• **Work to be completed**: All lines in the records that carry the string "Google" are to be shown.

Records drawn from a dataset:
++++++++++++++++++++

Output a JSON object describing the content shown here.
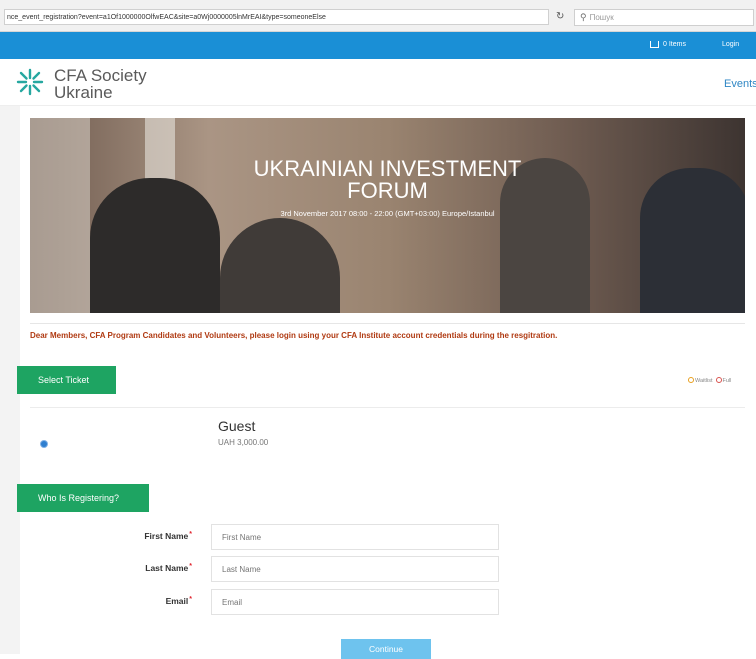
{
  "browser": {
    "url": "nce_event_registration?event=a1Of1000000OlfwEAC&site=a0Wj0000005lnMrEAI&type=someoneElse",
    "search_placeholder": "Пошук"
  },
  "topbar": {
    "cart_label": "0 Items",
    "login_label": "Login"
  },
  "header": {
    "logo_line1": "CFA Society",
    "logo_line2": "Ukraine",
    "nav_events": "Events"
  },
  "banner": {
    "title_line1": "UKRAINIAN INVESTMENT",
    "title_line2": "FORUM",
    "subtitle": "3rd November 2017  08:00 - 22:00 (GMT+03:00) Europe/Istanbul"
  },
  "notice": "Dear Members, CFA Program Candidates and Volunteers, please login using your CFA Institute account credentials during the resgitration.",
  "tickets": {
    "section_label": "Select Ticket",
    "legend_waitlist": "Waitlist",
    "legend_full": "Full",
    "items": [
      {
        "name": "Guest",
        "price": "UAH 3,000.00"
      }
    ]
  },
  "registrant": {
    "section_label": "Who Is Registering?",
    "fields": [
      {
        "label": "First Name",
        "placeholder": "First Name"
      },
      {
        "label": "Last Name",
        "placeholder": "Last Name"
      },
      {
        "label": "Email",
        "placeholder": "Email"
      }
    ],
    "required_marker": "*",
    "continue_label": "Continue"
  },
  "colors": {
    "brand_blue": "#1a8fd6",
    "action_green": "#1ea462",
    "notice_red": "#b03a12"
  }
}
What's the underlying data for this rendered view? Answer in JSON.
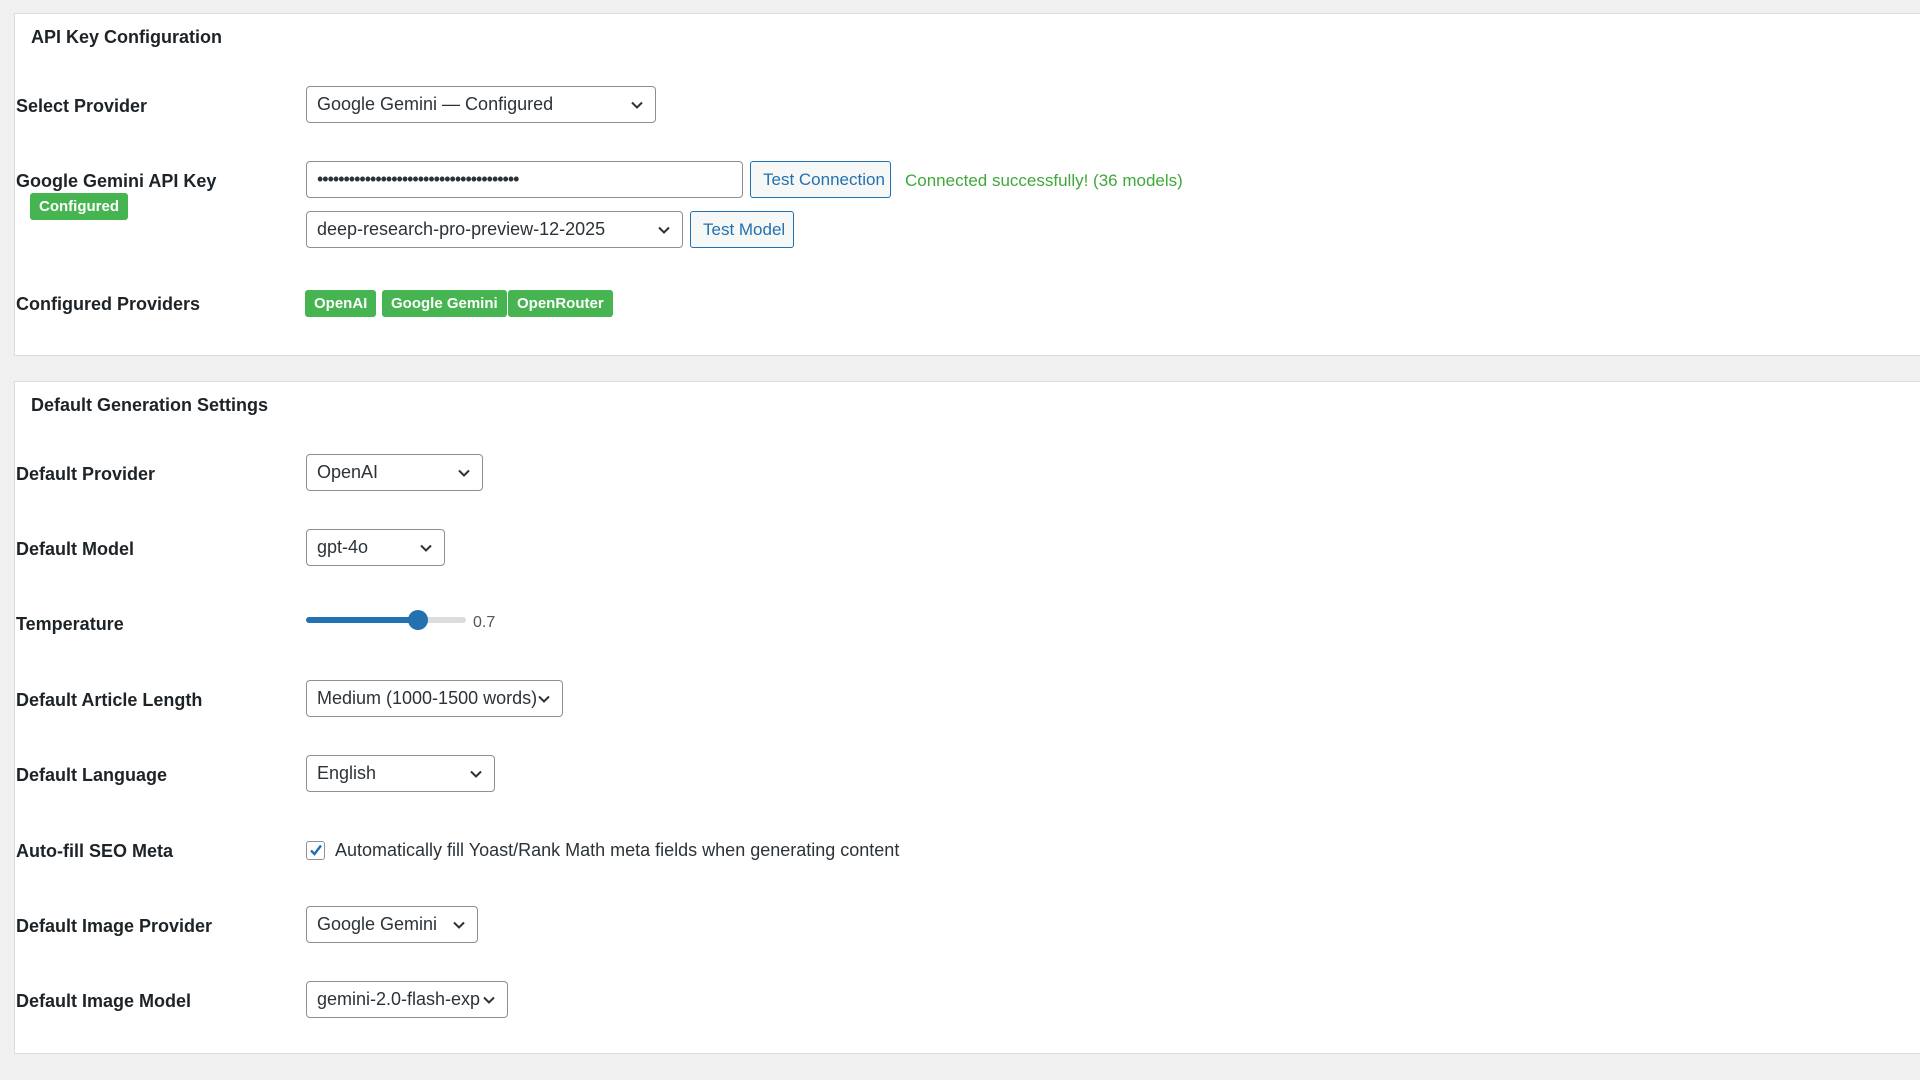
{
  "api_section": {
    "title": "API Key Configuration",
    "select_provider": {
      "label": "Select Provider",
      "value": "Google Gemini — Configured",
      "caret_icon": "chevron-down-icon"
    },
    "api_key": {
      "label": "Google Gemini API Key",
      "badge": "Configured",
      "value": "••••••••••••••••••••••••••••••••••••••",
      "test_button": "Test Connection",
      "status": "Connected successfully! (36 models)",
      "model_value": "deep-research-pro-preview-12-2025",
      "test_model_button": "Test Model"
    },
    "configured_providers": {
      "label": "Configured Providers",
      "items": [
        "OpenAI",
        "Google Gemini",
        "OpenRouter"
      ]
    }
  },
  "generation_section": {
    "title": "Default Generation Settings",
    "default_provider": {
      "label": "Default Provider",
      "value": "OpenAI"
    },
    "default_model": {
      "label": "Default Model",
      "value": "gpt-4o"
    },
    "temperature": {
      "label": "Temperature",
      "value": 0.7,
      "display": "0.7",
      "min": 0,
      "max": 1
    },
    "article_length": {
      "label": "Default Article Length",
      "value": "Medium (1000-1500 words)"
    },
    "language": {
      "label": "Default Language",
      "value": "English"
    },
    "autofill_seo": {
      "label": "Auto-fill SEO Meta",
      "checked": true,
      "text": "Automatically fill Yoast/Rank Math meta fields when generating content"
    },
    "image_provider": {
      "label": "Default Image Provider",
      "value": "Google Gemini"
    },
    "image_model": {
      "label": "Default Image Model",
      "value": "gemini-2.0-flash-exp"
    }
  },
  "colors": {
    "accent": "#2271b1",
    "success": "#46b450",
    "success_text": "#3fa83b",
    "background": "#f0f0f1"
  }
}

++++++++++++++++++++

• **Result for this task**:
      "value": "Google Gemini — Configured",
      "label": "Google Gemini API Key",
        "Google Gemini",
      "value": "Google Gemini"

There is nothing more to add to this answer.